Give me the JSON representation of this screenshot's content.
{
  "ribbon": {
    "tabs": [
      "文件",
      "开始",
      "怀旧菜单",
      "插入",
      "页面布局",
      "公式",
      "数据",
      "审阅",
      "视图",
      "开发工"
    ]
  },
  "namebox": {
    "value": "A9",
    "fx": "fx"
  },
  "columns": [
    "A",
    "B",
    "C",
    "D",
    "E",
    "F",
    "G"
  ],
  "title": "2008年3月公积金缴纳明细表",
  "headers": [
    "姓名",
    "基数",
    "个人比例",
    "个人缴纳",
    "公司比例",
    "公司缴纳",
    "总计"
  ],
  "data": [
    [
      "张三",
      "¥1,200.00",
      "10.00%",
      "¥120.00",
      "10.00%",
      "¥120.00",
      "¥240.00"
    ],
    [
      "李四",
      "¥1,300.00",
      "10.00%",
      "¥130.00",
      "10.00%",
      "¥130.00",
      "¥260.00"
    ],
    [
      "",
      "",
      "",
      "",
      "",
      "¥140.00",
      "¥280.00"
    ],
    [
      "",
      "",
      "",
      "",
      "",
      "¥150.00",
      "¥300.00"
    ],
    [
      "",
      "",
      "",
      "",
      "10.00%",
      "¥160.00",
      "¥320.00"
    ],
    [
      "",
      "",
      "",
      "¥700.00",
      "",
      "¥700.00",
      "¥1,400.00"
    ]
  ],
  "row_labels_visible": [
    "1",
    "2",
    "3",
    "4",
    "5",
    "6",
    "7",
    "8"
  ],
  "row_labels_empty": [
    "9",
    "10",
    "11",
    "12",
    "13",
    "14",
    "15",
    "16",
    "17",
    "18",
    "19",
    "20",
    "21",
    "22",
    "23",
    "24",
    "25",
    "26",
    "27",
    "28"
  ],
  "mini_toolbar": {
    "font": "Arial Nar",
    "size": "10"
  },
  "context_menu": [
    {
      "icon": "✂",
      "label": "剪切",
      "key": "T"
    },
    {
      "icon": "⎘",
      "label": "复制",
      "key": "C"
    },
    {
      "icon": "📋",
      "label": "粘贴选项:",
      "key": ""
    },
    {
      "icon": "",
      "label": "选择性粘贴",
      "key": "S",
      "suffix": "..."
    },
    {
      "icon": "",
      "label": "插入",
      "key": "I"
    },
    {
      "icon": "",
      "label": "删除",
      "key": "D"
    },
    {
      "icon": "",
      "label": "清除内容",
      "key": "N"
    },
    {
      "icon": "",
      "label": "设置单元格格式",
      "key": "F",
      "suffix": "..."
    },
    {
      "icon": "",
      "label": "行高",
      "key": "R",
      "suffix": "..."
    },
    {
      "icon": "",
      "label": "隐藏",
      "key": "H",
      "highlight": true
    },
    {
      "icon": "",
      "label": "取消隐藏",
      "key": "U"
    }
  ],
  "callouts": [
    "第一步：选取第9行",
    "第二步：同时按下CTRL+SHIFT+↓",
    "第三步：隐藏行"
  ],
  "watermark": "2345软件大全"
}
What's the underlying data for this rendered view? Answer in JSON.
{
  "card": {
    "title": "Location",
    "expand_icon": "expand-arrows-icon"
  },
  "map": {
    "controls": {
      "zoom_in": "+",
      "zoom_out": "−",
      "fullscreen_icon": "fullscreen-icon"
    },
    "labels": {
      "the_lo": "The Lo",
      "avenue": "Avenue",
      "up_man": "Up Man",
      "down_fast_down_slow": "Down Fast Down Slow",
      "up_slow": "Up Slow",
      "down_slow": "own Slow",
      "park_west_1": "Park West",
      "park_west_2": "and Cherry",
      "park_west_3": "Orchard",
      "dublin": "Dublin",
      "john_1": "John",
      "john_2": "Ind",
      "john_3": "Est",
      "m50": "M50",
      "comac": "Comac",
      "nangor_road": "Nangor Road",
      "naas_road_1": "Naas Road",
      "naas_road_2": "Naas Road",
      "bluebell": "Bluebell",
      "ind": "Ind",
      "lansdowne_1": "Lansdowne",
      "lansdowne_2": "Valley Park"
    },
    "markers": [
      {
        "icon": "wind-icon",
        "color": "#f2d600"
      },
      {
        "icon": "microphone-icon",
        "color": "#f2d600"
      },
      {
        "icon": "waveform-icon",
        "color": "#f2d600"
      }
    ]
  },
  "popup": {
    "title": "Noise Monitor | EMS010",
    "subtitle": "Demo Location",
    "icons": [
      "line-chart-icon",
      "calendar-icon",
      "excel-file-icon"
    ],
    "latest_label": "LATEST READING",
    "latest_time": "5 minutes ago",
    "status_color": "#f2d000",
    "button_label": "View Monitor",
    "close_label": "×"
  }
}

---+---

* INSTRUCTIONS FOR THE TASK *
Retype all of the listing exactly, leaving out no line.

* RESPONSE TO THE TASK *
Give me the JSON representation of this screenshot's content.
{
  "ribbon": {
    "tabs": [
      "文件",
      "开始",
      "怀旧菜单",
      "插入",
      "页面布局",
      "公式",
      "数据",
      "审阅",
      "视图",
      "开发工"
    ]
  },
  "namebox": {
    "value": "A9",
    "fx": "fx"
  },
  "columns": [
    "A",
    "B",
    "C",
    "D",
    "E",
    "F",
    "G"
  ],
  "title": "2008年3月公积金缴纳明细表",
  "headers": [
    "姓名",
    "基数",
    "个人比例",
    "个人缴纳",
    "公司比例",
    "公司缴纳",
    "总计"
  ],
  "data": [
    [
      "张三",
      "¥1,200.00",
      "10.00%",
      "¥120.00",
      "10.00%",
      "¥120.00",
      "¥240.00"
    ],
    [
      "李四",
      "¥1,300.00",
      "10.00%",
      "¥130.00",
      "10.00%",
      "¥130.00",
      "¥260.00"
    ],
    [
      "",
      "",
      "",
      "",
      "",
      "¥140.00",
      "¥280.00"
    ],
    [
      "",
      "",
      "",
      "",
      "",
      "¥150.00",
      "¥300.00"
    ],
    [
      "",
      "",
      "",
      "",
      "10.00%",
      "¥160.00",
      "¥320.00"
    ],
    [
      "",
      "",
      "",
      "¥700.00",
      "",
      "¥700.00",
      "¥1,400.00"
    ]
  ],
  "row_labels_visible": [
    "1",
    "2",
    "3",
    "4",
    "5",
    "6",
    "7",
    "8"
  ],
  "row_labels_empty": [
    "9",
    "10",
    "11",
    "12",
    "13",
    "14",
    "15",
    "16",
    "17",
    "18",
    "19",
    "20",
    "21",
    "22",
    "23",
    "24",
    "25",
    "26",
    "27",
    "28"
  ],
  "mini_toolbar": {
    "font": "Arial Nar",
    "size": "10"
  },
  "context_menu": [
    {
      "icon": "✂",
      "label": "剪切",
      "key": "T"
    },
    {
      "icon": "⎘",
      "label": "复制",
      "key": "C"
    },
    {
      "icon": "📋",
      "label": "粘贴选项:",
      "key": ""
    },
    {
      "icon": "",
      "label": "选择性粘贴",
      "key": "S",
      "suffix": "..."
    },
    {
      "icon": "",
      "label": "插入",
      "key": "I"
    },
    {
      "icon": "",
      "label": "删除",
      "key": "D"
    },
    {
      "icon": "",
      "label": "清除内容",
      "key": "N"
    },
    {
      "icon": "",
      "label": "设置单元格格式",
      "key": "F",
      "suffix": "..."
    },
    {
      "icon": "",
      "label": "行高",
      "key": "R",
      "suffix": "..."
    },
    {
      "icon": "",
      "label": "隐藏",
      "key": "H",
      "highlight": true
    },
    {
      "icon": "",
      "label": "取消隐藏",
      "key": "U"
    }
  ],
  "callouts": [
    "第一步：选取第9行",
    "第二步：同时按下CTRL+SHIFT+↓",
    "第三步：隐藏行"
  ],
  "watermark": "2345软件大全"
}
What's the underlying data for this rendered view? Answer in JSON.
{
  "card": {
    "title": "Location",
    "expand_icon": "expand-arrows-icon"
  },
  "map": {
    "controls": {
      "zoom_in": "+",
      "zoom_out": "−",
      "fullscreen_icon": "fullscreen-icon"
    },
    "labels": {
      "the_lo": "The Lo",
      "avenue": "Avenue",
      "up_man": "Up Man",
      "down_fast_down_slow": "Down Fast Down Slow",
      "up_slow": "Up Slow",
      "down_slow": "own Slow",
      "park_west_1": "Park West",
      "park_west_2": "and Cherry",
      "park_west_3": "Orchard",
      "dublin": "Dublin",
      "john_1": "John",
      "john_2": "Ind",
      "john_3": "Est",
      "m50": "M50",
      "comac": "Comac",
      "nangor_road": "Nangor Road",
      "naas_road_1": "Naas Road",
      "naas_road_2": "Naas Road",
      "bluebell": "Bluebell",
      "ind": "Ind",
      "lansdowne_1": "Lansdowne",
      "lansdowne_2": "Valley Park"
    },
    "markers": [
      {
        "icon": "wind-icon",
        "color": "#f2d600"
      },
      {
        "icon": "microphone-icon",
        "color": "#f2d600"
      },
      {
        "icon": "waveform-icon",
        "color": "#f2d600"
      }
    ]
  },
  "popup": {
    "title": "Noise Monitor | EMS010",
    "subtitle": "Demo Location",
    "icons": [
      "line-chart-icon",
      "calendar-icon",
      "excel-file-icon"
    ],
    "latest_label": "LATEST READING",
    "latest_time": "5 minutes ago",
    "status_color": "#f2d000",
    "button_label": "View Monitor",
    "close_label": "×"
  }
}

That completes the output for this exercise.